Monday, March 03, 2008
Review: "The Distance Between Us"
Masha Hamilton knows firsthand the psyche of a foreign correspondent and she captures the dedication and the self-imposed isolation that exists in those who tune out their own needs and voices to tell the stories of others abroad.
In her book, "The Distance Between Us," Hamilton's main character Caddie Blair is hard and cold, yet also funny and warm. She's a guy's girl who is in the Middle East for the story—THE story of who gets the right to "piss on the ancient ground," which has long been the subject of battles large and small. There are two types of people, she says: "There are whose who leave, and those who stay."
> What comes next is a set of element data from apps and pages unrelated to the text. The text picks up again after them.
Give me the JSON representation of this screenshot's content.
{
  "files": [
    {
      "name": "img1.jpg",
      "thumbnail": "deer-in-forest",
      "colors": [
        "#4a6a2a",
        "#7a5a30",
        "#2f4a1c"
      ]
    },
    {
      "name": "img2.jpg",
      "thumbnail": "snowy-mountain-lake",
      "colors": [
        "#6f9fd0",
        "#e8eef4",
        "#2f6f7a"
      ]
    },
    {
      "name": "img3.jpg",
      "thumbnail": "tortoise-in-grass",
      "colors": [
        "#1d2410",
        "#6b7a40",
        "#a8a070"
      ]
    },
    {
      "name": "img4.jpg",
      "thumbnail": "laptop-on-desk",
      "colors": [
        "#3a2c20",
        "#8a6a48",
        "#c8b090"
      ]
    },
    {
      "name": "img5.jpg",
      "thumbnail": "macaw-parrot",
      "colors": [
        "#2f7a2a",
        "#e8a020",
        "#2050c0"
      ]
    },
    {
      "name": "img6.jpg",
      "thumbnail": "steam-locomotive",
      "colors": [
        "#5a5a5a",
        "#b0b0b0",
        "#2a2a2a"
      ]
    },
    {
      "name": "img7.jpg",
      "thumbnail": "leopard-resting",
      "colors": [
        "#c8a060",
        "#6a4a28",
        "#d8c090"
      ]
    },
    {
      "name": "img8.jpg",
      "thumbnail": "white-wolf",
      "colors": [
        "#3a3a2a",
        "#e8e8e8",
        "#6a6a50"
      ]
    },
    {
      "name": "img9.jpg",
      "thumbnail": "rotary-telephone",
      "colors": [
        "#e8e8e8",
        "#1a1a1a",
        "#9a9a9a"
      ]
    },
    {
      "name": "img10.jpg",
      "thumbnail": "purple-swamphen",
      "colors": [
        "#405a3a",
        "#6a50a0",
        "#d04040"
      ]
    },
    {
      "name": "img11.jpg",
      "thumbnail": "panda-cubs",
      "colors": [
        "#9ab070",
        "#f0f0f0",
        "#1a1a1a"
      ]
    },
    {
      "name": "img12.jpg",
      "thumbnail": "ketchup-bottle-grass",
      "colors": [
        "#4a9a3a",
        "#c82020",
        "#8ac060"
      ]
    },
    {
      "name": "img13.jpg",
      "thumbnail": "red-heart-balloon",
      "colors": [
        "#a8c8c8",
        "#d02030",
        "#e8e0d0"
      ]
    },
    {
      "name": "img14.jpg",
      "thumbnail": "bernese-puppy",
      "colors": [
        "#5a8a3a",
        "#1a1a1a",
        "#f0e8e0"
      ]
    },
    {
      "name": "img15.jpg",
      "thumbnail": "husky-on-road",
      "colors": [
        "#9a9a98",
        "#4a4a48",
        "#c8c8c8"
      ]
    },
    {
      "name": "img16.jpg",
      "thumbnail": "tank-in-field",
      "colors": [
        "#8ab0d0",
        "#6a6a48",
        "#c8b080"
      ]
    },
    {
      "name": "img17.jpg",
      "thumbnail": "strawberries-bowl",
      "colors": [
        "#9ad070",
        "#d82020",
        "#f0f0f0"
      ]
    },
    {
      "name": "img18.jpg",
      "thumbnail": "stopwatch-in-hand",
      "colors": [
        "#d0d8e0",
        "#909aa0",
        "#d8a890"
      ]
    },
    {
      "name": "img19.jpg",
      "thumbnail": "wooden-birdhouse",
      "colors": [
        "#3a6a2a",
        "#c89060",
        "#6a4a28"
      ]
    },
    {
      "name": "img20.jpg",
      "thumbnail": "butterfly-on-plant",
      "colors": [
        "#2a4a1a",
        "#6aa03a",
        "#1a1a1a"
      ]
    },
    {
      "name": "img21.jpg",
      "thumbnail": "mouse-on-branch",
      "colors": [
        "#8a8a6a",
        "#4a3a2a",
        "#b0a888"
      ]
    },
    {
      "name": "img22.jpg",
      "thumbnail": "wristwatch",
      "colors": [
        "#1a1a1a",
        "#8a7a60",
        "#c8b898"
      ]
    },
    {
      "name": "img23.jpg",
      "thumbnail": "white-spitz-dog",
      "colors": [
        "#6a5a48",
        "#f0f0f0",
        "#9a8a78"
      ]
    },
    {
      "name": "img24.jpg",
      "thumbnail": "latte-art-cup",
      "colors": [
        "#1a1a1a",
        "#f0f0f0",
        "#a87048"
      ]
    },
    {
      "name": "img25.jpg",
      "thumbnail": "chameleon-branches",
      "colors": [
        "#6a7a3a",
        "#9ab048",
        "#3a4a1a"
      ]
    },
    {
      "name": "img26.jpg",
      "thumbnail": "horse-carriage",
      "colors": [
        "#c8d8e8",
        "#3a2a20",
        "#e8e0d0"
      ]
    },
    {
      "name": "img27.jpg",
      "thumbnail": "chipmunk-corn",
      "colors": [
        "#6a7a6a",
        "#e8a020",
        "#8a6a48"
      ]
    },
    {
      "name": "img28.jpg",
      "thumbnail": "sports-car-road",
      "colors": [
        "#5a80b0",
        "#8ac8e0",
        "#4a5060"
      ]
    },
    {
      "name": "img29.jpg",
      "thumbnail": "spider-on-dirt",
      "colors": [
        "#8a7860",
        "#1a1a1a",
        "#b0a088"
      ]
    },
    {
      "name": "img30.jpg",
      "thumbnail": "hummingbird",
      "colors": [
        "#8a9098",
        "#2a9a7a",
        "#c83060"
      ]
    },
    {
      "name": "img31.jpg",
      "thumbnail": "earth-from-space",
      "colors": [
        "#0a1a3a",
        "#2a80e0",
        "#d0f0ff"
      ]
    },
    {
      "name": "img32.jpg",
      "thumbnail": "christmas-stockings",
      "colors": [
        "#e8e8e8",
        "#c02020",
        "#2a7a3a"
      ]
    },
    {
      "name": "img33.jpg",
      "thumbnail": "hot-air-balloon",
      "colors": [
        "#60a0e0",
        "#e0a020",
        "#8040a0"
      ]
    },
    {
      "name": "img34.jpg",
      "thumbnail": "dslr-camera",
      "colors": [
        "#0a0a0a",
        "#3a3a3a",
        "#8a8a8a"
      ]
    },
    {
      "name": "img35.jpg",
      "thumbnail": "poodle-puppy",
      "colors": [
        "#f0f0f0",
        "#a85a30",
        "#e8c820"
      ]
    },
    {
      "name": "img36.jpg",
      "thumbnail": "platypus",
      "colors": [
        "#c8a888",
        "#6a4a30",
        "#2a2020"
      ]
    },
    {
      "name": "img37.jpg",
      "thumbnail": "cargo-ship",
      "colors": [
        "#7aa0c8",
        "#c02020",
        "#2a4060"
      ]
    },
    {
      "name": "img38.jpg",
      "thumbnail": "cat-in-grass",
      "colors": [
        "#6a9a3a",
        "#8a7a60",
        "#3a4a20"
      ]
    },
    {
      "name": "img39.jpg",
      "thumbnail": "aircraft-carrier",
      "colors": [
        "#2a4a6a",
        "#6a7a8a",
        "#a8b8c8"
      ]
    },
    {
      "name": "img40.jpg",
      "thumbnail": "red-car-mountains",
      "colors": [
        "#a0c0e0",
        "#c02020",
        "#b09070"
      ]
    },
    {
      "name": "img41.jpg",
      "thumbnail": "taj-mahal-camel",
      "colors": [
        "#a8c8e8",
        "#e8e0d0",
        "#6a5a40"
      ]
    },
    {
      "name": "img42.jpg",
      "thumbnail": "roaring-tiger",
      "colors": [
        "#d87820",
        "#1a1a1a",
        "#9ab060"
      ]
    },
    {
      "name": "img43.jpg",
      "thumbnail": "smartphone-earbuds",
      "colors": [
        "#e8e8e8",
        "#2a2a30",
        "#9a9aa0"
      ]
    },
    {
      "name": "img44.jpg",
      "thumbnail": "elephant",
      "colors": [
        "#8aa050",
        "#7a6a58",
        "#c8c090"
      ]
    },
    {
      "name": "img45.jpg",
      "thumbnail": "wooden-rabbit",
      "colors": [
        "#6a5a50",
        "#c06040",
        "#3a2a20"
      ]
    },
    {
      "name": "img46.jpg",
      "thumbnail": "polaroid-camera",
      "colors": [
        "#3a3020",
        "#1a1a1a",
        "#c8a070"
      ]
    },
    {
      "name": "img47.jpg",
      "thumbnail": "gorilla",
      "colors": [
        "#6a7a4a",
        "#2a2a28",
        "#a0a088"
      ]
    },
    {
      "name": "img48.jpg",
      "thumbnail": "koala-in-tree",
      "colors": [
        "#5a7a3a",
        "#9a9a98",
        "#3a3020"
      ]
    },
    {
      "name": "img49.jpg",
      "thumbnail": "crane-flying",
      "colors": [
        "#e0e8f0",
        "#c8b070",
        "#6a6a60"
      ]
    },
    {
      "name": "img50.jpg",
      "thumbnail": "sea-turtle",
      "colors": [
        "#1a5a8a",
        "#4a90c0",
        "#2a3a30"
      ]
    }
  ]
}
While on a risky trip to Lebanon to interview a reclusive politician, Caddie misses the warning signs of an attack and her photographer boyfriend, who kept telling her he wanted to leave but whom she convinced to come with her on one more assignment, is fatally shot in an ambush.
Like the Palestinians and the West Bank settlers that she covers, she is filled with thoughts of revenge. She is quickly losing herself in a quest to block out all else. That is, until a strange Russian professor shows up along with a journal of photographs that her late boyfriend's parents sent from Britain.
One is feeding her need to lose herself physically and emotionally, the other is forcing her to look at what she's become. Caddie's emotions or even lack of them hurts because you know she's going to implode if she doesn't face them.
Most journalists will recognize the desire to lose yourself in your reporting. Sometimes it's out of sheer enthusiasm for a subject, other times it's an escape—from reality, from boredom. But what Hamilton shows in her journalist is that while she was busy escaping her feelings and boredom thinking she was covering the story of the death and violence of the Middle East, it becomes increasingly apparent to the reader and to Caddie that she's NOT reporting the story.
She didn't put a human face on the death and violence that marks the territory. It remained faceless, nameless, a sheer numbers game. Through some painful and traumatic moments, she learns how much she missed the things around her. And it's through the photos in her boyfriend's journal that she sees herself—and him—for the first time. He had wanted out and she blew him off.
"War strips us naked. I am horrified by what I find in me," he writes at the end of his journal. The effect on Caddie is immediate, though other events have also been building toward her recognizing the "selective deafness" she has exhibited in her work and in her life.
She knows now that the stories have to be about people, about individuals, and that's the only way to lessen "the distance between us."
Word of the day
haunting: to visit often; to have a disquieting or harmful effect on